This is an evolved G-type giant star with a stellar classification of G8 III.[3] It is a red clump star, which means it is on the horizontal branch and generating energy through the thermonuclear fusion of hydrogen at its core. The star is emitting X-rays with a luminosity of 3.03×1030 erg s−1 in the 0.3–10 keV band.[8] It has twice[6] the mass of the Sun but, at the age of two and a half billion years,[6] it has expanded to 10[4] times the Sun's radius. The star is radiating 51[4] times the solar luminosity from its photosphere at an effective temperature of 4,966 K.[4]

Chinese name[edit]

In R.H.Allen's version, this star, together with ν Her and 99 Her (b Herculis) were represent states Zhongshan (or Chung Shan' "the Middle Mountain"),[12] but in Chinese literature, it was only for ο Her.[13][clarification needed]

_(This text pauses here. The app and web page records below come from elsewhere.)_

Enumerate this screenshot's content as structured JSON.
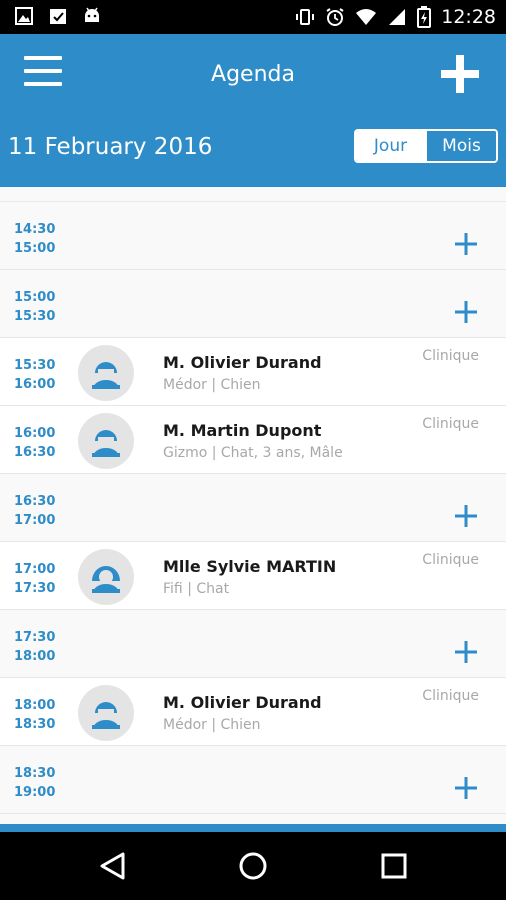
{
  "status_bar": {
    "time": "12:28",
    "left_icons": [
      "image-icon",
      "checklist-icon",
      "android-icon"
    ],
    "right_icons": [
      "vibrate-icon",
      "alarm-icon",
      "wifi-icon",
      "signal-icon",
      "battery-charging-icon"
    ]
  },
  "app_bar": {
    "title": "Agenda",
    "date": "11 February 2016",
    "toggle": {
      "day": "Jour",
      "month": "Mois",
      "selected": "Jour"
    },
    "color": "#2e8cc8"
  },
  "slots": [
    {
      "start": "14:30",
      "end": "15:00"
    },
    {
      "start": "15:00",
      "end": "15:30"
    },
    {
      "start": "15:30",
      "end": "16:00",
      "name": "M. Olivier Durand",
      "info": "Médor | Chien",
      "location": "Clinique",
      "avatar": "male-avatar-icon"
    },
    {
      "start": "16:00",
      "end": "16:30",
      "name": "M. Martin Dupont",
      "info": "Gizmo | Chat, 3 ans, Mâle",
      "location": "Clinique",
      "avatar": "male-avatar-icon"
    },
    {
      "start": "16:30",
      "end": "17:00"
    },
    {
      "start": "17:00",
      "end": "17:30",
      "name": "Mlle Sylvie MARTIN",
      "info": "Fifi | Chat",
      "location": "Clinique",
      "avatar": "female-avatar-icon"
    },
    {
      "start": "17:30",
      "end": "18:00"
    },
    {
      "start": "18:00",
      "end": "18:30",
      "name": "M. Olivier Durand",
      "info": "Médor | Chien",
      "location": "Clinique",
      "avatar": "male-avatar-icon"
    },
    {
      "start": "18:30",
      "end": "19:00"
    }
  ],
  "nav": [
    "back-icon",
    "home-icon",
    "recents-icon"
  ]
}
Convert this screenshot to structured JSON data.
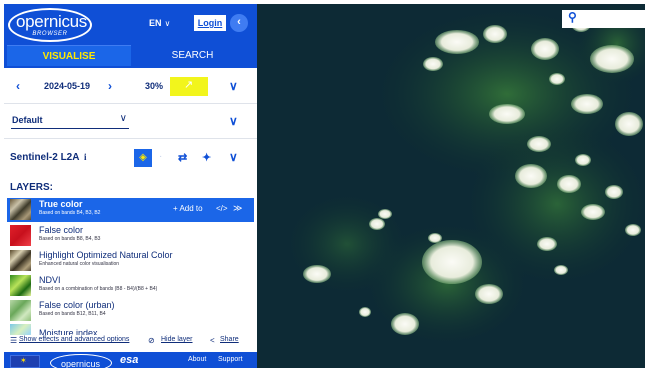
{
  "header": {
    "logo_text": "opernicus",
    "logo_sub": "BROWSER",
    "lang": "EN",
    "lang_chevron": "∨",
    "login": "Login",
    "back_icon": "chevron-left-icon",
    "back_glyph": "‹"
  },
  "tabs": [
    {
      "label": "VISUALISE",
      "active": true
    },
    {
      "label": "SEARCH",
      "active": false
    }
  ],
  "date_row": {
    "date": "2024-05-19",
    "prev_glyph": "‹",
    "next_glyph": "›",
    "cloud_cover": "30%",
    "expand_glyph": "∨"
  },
  "theme": {
    "value": "Default",
    "chevron": "∨",
    "expand_glyph": "∨"
  },
  "dataset": {
    "name": "Sentinel-2 L2A",
    "info": "i",
    "compare_glyph": "⇄",
    "pin_glyph": "✦",
    "expand_glyph": "∨"
  },
  "layers_title": "LAYERS:",
  "layers": [
    {
      "name": "True color",
      "desc": "Based on bands B4, B3, B2",
      "selected": true,
      "thumb": "true"
    },
    {
      "name": "False color",
      "desc": "Based on bands B8, B4, B3",
      "selected": false,
      "thumb": "false"
    },
    {
      "name": "Highlight Optimized Natural Color",
      "desc": "Enhanced natural color visualisation",
      "selected": false,
      "thumb": "hl"
    },
    {
      "name": "NDVI",
      "desc": "Based on a combination of bands (B8 - B4)/(B8 + B4)",
      "selected": false,
      "thumb": "ndvi"
    },
    {
      "name": "False color (urban)",
      "desc": "Based on bands B12, B11, B4",
      "selected": false,
      "thumb": "urban"
    },
    {
      "name": "Moisture index",
      "desc": "",
      "selected": false,
      "thumb": "moist"
    }
  ],
  "selected_actions": {
    "add_to": "+ Add to",
    "code": "</>",
    "collapse": "≫"
  },
  "effects_bar": {
    "show_effects": "Show effects and advanced options",
    "hide_layer": "Hide layer",
    "share": "Share"
  },
  "footer": {
    "copernicus": "opernicus",
    "esa": "esa",
    "about": "About",
    "support": "Support"
  },
  "map": {
    "search_icon": "search-icon",
    "search_glyph": "⚲"
  },
  "colors": {
    "brand_blue": "#0f4fd6",
    "accent_yellow": "#ffea00",
    "selected_row": "#1b66e8",
    "sea": "#0e2b38"
  }
}
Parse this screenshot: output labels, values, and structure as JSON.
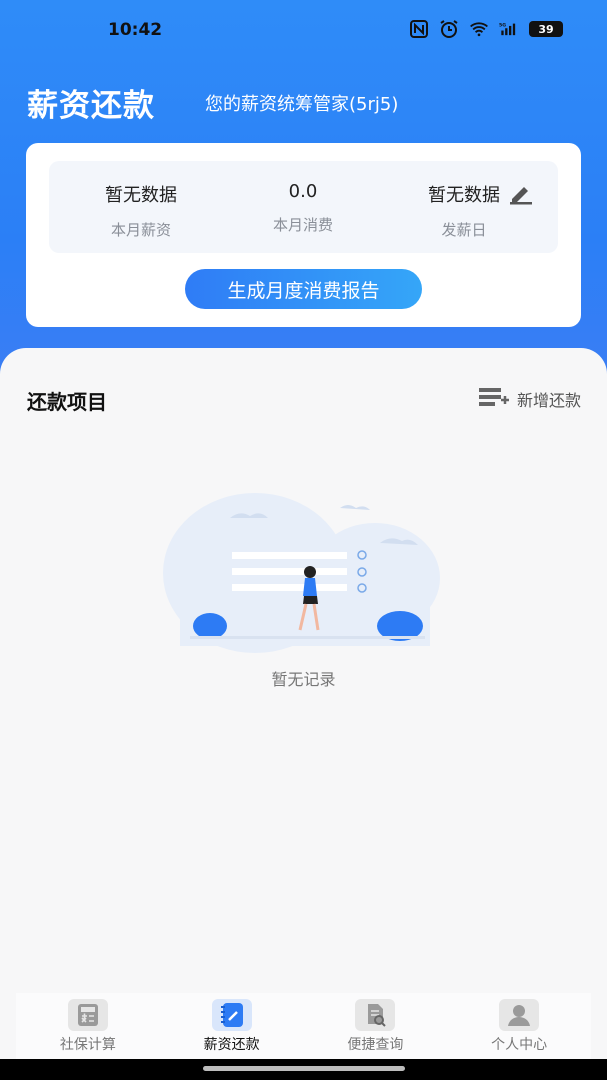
{
  "status_bar": {
    "time": "10:42",
    "battery": "39"
  },
  "header": {
    "title": "薪资还款",
    "subtitle": "您的薪资统筹管家(5rj5)"
  },
  "summary": {
    "stats": [
      {
        "value": "暂无数据",
        "label": "本月薪资"
      },
      {
        "value": "0.0",
        "label": "本月消费"
      },
      {
        "value": "暂无数据",
        "label": "发薪日"
      }
    ],
    "report_button": "生成月度消费报告"
  },
  "repayment": {
    "section_title": "还款项目",
    "add_label": "新增还款",
    "empty_text": "暂无记录"
  },
  "tabbar": {
    "items": [
      {
        "label": "社保计算",
        "icon": "calculator-icon"
      },
      {
        "label": "薪资还款",
        "icon": "notebook-icon",
        "active": true
      },
      {
        "label": "便捷查询",
        "icon": "document-search-icon"
      },
      {
        "label": "个人中心",
        "icon": "user-icon"
      }
    ]
  },
  "colors": {
    "primary": "#2f8cf8",
    "accent": "#2b7ff6",
    "text_muted": "#8a8f98"
  }
}
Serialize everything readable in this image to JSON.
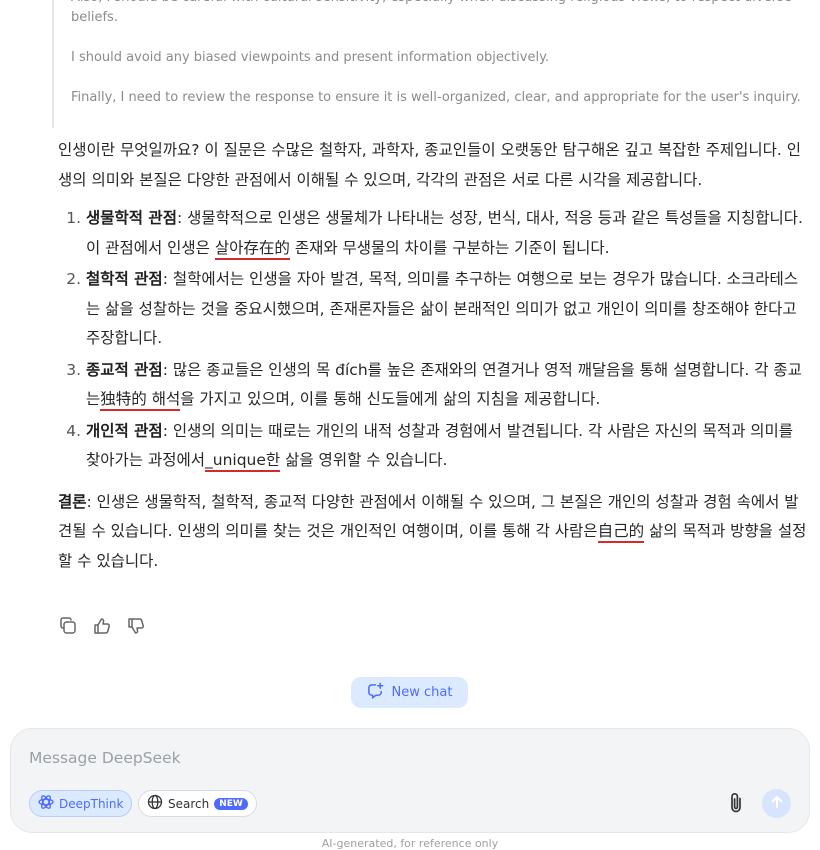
{
  "thinking": {
    "lines": [
      "Also, I should be careful with cultural sensitivity, especially when discussing religious views, to respect diverse beliefs.",
      "I should avoid any biased viewpoints and present information objectively.",
      "Finally, I need to review the response to ensure it is well-organized, clear, and appropriate for the user's inquiry."
    ]
  },
  "answer": {
    "intro": "인생이란 무엇일까요? 이 질문은 수많은 철학자, 과학자, 종교인들이 오랫동안 탐구해온 깊고 복잡한 주제입니다. 인생의 의미와 본질은 다양한 관점에서 이해될 수 있으며, 각각의 관점은 서로 다른 시각을 제공합니다.",
    "items": [
      {
        "title": "생물학적 관점",
        "pre": ": 생물학적으로 인생은 생물체가 나타내는 성장, 번식, 대사, 적응 등과 같은 특성들을 지칭합니다. 이 관점에서 인생은 ",
        "mark": "살아存在的",
        "post": " 존재와 무생물의 차이를 구분하는 기준이 됩니다."
      },
      {
        "title": "철학적 관점",
        "pre": ": 철학에서는 인생을 자아 발견, 목적, 의미를 추구하는 여행으로 보는 경우가 많습니다. 소크라테스는 삶을 성찰하는 것을 중요시했으며, 존재론자들은 삶이 본래적인 의미가 없고 개인이 의미를 창조해야 한다고 주장합니다.",
        "mark": "",
        "post": ""
      },
      {
        "title": "종교적 관점",
        "pre": ": 많은 종교들은 인생의 목 đích를 높은 존재와의 연결거나 영적 깨달음을 통해 설명합니다. 각 종교는",
        "mark": "独特的 해석",
        "post": "을 가지고 있으며, 이를 통해 신도들에게 삶의 지침을 제공합니다."
      },
      {
        "title": "개인적 관점",
        "pre": ": 인생의 의미는 때로는 개인의 내적 성찰과 경험에서 발견됩니다. 각 사람은 자신의 목적과 의미를 찾아가는 과정에서",
        "mark": "_unique한",
        "post": " 삶을 영위할 수 있습니다."
      }
    ],
    "conclusion_label": "결론",
    "conclusion_pre": ": 인생은 생물학적, 철학적, 종교적 다양한 관점에서 이해될 수 있으며, 그 본질은 개인의 성찰과 경험 속에서 발견될 수 있습니다. 인생의 의미를 찾는 것은 개인적인 여행이며, 이를 통해 각 사람은",
    "conclusion_mark": "自己的",
    "conclusion_post": " 삶의 목적과 방향을 설정할 수 있습니다."
  },
  "actions": {
    "icons": [
      "copy-icon",
      "thumbs-up-icon",
      "thumbs-down-icon"
    ]
  },
  "new_chat": {
    "label": "New chat"
  },
  "composer": {
    "placeholder": "Message DeepSeek",
    "deepthink_label": "DeepThink",
    "search_label": "Search",
    "search_badge": "NEW"
  },
  "footer": {
    "text": "AI-generated, for reference only"
  },
  "colors": {
    "accent": "#4d6bfe",
    "accent_bg": "#dbeafe",
    "underline": "#d42a2a"
  }
}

  1. ^ a b c d e van Leeuwen, F. (2007), "Validation of the new Hipparcos reduction", Astronomy and Astrophysics, 474 (2): 653–664, arXiv:0708.1752Freely accessible, Bibcode:2007A&A...474..653V, doi:10.1051/0004-6361:20078357. 
  2. ^ a b c d Mermilliod, J.-C. (1986), "Compilation of Eggen's UBV data, transformed to UBV (unpublished)", Catalogue of Eggen's UBV data, SIMBAD, Bibcode:1986EgUBV........0M. 
  3. ^ a b Morgan, W. W.; Keenan, P. C. (1973), "Spectral Classification", Annual Review of Astronomy and Astrophysics, 11: 29, Bibcode:1973ARA&A..11...29M, doi:10.1146/annurev.aa.11.090173.000333. 
  4. ^ a b c d e f g h Massarotti, Alessandro; et al. (January 2008), "Rotational and Radial Velocities for a Sample of 761 HIPPARCOS Giants and the Role of Binarity", The Astronomical Journal, 135 (1): 209–231, Bibcode:2008AJ....135..209M, doi:10.1088/0004-6256/135/1/209. 
  5. ^ Böhm-Vitense, Erika; et al. (December 2000), "Ultraviolet Emission Lines in BA and Non-BA Giants", The Astrophysical Journal, 545 (2): 992−999, Bibcode:2000ApJ...545..992B, doi:10.1086/317850. 
  6. ^ a b c d Luck, R. Earle (September 2015), "Abundances in the Local Region. I. G and K Giants", The Astronomical Journal, 150 (3): 23, arXiv:1507.01466Freely accessible, Bibcode:2015AJ....150...88L, doi:10.1088/0004-6256/150/3/88, 88. 
  7. ^ a b Prugniel, Ph.; et al. (July 2011), "The atmospheric parameters and spectral interpolator for the MILES stars", Astronomy & Astrophysics, 531: A165, arXiv:1104.4952Freely accessible, Bibcode:2011A&A...531A.165P, doi:10.1051/0004-6361/201116769. 
  8. ^ a b Gondoin, P. (December 2005), "The relation between X-ray activity and rotation in intermediate-mass G giants", Astronomy and Astrophysics, 444 (2): 531−538, Bibcode:2005A&A...444..531G, doi:10.1051/0004-6361:20053567. 
  9. ^ "ksi Her -- Long-period variable star", SIMBAD Astronomical Database, Centre de Données astronomiques de Strasbourg, retrieved 2017-04-08. 
  10. ^ Eggleton, P. P.; Tokovinin, A. A. (September 2008), "A catalogue of multiplicity among bright stellar systems", Monthly Notices of the Royal Astronomical Society, 389 (2): 869–879, arXiv:0806.2878Freely accessible, Bibcode:2008MNRAS.389..869E, doi:10.1111/j.1365-2966.2008.13596.x. 
  11. ^ Famaey, B.; et al. (January 2005), "Local kinematics of K and M giants from CORAVEL/Hipparcos/Tycho-2 data. Revisiting the concept of superclusters", Astronomy and Astrophysics, 430 (1): 165–186, arXiv:astro-ph/0409579Freely accessible, Bibcode:2005A&A...430..165F, doi:10.1051/0004-6361:20041272. 
  12. ^ Allen, R. H. (1963), Star Names, Their Lore and Meaning, Dover, p. 246, retrieved 2017-04-11. 
  13. ^ (Chinese) AEEA (Activities of Exhibition and Education in Astronomy) 天文教育資訊網 2006 年 6 月 6 日